====== Available records

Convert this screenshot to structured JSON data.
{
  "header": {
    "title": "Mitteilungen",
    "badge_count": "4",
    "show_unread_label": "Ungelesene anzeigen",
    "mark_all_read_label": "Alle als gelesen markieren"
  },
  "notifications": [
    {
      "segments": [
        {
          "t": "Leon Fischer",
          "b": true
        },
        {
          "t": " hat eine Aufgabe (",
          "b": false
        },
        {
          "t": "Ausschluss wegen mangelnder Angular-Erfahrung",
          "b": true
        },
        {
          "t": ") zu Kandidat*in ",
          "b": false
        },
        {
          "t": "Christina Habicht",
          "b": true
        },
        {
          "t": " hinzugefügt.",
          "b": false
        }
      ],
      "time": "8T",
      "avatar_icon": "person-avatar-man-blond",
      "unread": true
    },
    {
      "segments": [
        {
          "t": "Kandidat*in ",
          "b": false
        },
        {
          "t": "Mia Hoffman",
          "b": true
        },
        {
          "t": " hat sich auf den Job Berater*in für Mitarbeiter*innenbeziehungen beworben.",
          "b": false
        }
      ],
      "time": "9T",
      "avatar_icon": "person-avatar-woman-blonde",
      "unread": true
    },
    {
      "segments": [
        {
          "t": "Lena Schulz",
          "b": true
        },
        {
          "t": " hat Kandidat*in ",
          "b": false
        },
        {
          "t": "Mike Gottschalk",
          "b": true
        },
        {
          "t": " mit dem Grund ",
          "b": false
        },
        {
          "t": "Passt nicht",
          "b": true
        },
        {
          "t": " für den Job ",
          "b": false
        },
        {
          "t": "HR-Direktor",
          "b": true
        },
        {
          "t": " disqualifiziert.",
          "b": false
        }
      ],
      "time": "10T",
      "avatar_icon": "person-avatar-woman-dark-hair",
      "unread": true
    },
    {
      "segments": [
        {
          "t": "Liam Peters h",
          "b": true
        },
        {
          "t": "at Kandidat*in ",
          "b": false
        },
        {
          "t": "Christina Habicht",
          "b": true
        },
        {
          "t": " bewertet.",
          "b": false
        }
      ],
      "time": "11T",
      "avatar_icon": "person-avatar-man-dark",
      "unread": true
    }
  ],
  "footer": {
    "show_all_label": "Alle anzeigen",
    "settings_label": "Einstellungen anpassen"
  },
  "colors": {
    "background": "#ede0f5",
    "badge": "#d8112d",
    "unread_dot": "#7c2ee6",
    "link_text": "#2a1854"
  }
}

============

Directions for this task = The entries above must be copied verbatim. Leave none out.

Answer for the task =
Convert this screenshot to structured JSON data.
{
  "header": {
    "title": "Mitteilungen",
    "badge_count": "4",
    "show_unread_label": "Ungelesene anzeigen",
    "mark_all_read_label": "Alle als gelesen markieren"
  },
  "notifications": [
    {
      "segments": [
        {
          "t": "Leon Fischer",
          "b": true
        },
        {
          "t": " hat eine Aufgabe (",
          "b": false
        },
        {
          "t": "Ausschluss wegen mangelnder Angular-Erfahrung",
          "b": true
        },
        {
          "t": ") zu Kandidat*in ",
          "b": false
        },
        {
          "t": "Christina Habicht",
          "b": true
        },
        {
          "t": " hinzugefügt.",
          "b": false
        }
      ],
      "time": "8T",
      "avatar_icon": "person-avatar-man-blond",
      "unread": true
    },
    {
      "segments": [
        {
          "t": "Kandidat*in ",
          "b": false
        },
        {
          "t": "Mia Hoffman",
          "b": true
        },
        {
          "t": " hat sich auf den Job Berater*in für Mitarbeiter*innenbeziehungen beworben.",
          "b": false
        }
      ],
      "time": "9T",
      "avatar_icon": "person-avatar-woman-blonde",
      "unread": true
    },
    {
      "segments": [
        {
          "t": "Lena Schulz",
          "b": true
        },
        {
          "t": " hat Kandidat*in ",
          "b": false
        },
        {
          "t": "Mike Gottschalk",
          "b": true
        },
        {
          "t": " mit dem Grund ",
          "b": false
        },
        {
          "t": "Passt nicht",
          "b": true
        },
        {
          "t": " für den Job ",
          "b": false
        },
        {
          "t": "HR-Direktor",
          "b": true
        },
        {
          "t": " disqualifiziert.",
          "b": false
        }
      ],
      "time": "10T",
      "avatar_icon": "person-avatar-woman-dark-hair",
      "unread": true
    },
    {
      "segments": [
        {
          "t": "Liam Peters h",
          "b": true
        },
        {
          "t": "at Kandidat*in ",
          "b": false
        },
        {
          "t": "Christina Habicht",
          "b": true
        },
        {
          "t": " bewertet.",
          "b": false
        }
      ],
      "time": "11T",
      "avatar_icon": "person-avatar-man-dark",
      "unread": true
    }
  ],
  "footer": {
    "show_all_label": "Alle anzeigen",
    "settings_label": "Einstellungen anpassen"
  },
  "colors": {
    "background": "#ede0f5",
    "badge": "#d8112d",
    "unread_dot": "#7c2ee6",
    "link_text": "#2a1854"
  }
}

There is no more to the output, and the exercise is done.